Every record that follows should be printed verbatim.

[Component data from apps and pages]
______

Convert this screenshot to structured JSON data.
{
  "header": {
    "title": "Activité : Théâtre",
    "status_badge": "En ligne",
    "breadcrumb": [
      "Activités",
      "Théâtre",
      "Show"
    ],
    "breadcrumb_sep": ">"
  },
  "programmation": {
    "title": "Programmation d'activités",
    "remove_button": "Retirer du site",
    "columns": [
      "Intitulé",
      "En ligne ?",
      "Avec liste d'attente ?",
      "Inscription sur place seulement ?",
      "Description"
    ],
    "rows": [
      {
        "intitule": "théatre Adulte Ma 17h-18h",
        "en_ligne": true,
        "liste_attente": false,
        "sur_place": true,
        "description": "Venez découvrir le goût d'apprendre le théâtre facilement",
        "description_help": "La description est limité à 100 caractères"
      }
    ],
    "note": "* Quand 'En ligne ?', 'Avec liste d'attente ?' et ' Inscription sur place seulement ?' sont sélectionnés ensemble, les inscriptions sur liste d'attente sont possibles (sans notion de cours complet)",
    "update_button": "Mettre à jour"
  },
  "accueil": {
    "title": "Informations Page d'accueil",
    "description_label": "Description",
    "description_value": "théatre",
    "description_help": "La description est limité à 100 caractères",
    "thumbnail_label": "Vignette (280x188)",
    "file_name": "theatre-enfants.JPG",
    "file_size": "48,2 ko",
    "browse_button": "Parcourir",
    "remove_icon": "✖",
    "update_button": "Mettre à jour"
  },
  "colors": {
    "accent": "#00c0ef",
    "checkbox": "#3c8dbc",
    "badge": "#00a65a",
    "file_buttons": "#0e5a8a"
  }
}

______

### ANSWER SECTION:
Convert this screenshot to structured JSON data.
{
  "header": {
    "title": "Activité : Théâtre",
    "status_badge": "En ligne",
    "breadcrumb": [
      "Activités",
      "Théâtre",
      "Show"
    ],
    "breadcrumb_sep": ">"
  },
  "programmation": {
    "title": "Programmation d'activités",
    "remove_button": "Retirer du site",
    "columns": [
      "Intitulé",
      "En ligne ?",
      "Avec liste d'attente ?",
      "Inscription sur place seulement ?",
      "Description"
    ],
    "rows": [
      {
        "intitule": "théatre Adulte Ma 17h-18h",
        "en_ligne": true,
        "liste_attente": false,
        "sur_place": true,
        "description": "Venez découvrir le goût d'apprendre le théâtre facilement",
        "description_help": "La description est limité à 100 caractères"
      }
    ],
    "note": "* Quand 'En ligne ?', 'Avec liste d'attente ?' et ' Inscription sur place seulement ?' sont sélectionnés ensemble, les inscriptions sur liste d'attente sont possibles (sans notion de cours complet)",
    "update_button": "Mettre à jour"
  },
  "accueil": {
    "title": "Informations Page d'accueil",
    "description_label": "Description",
    "description_value": "théatre",
    "description_help": "La description est limité à 100 caractères",
    "thumbnail_label": "Vignette (280x188)",
    "file_name": "theatre-enfants.JPG",
    "file_size": "48,2 ko",
    "browse_button": "Parcourir",
    "remove_icon": "✖",
    "update_button": "Mettre à jour"
  },
  "colors": {
    "accent": "#00c0ef",
    "checkbox": "#3c8dbc",
    "badge": "#00a65a",
    "file_buttons": "#0e5a8a"
  }
}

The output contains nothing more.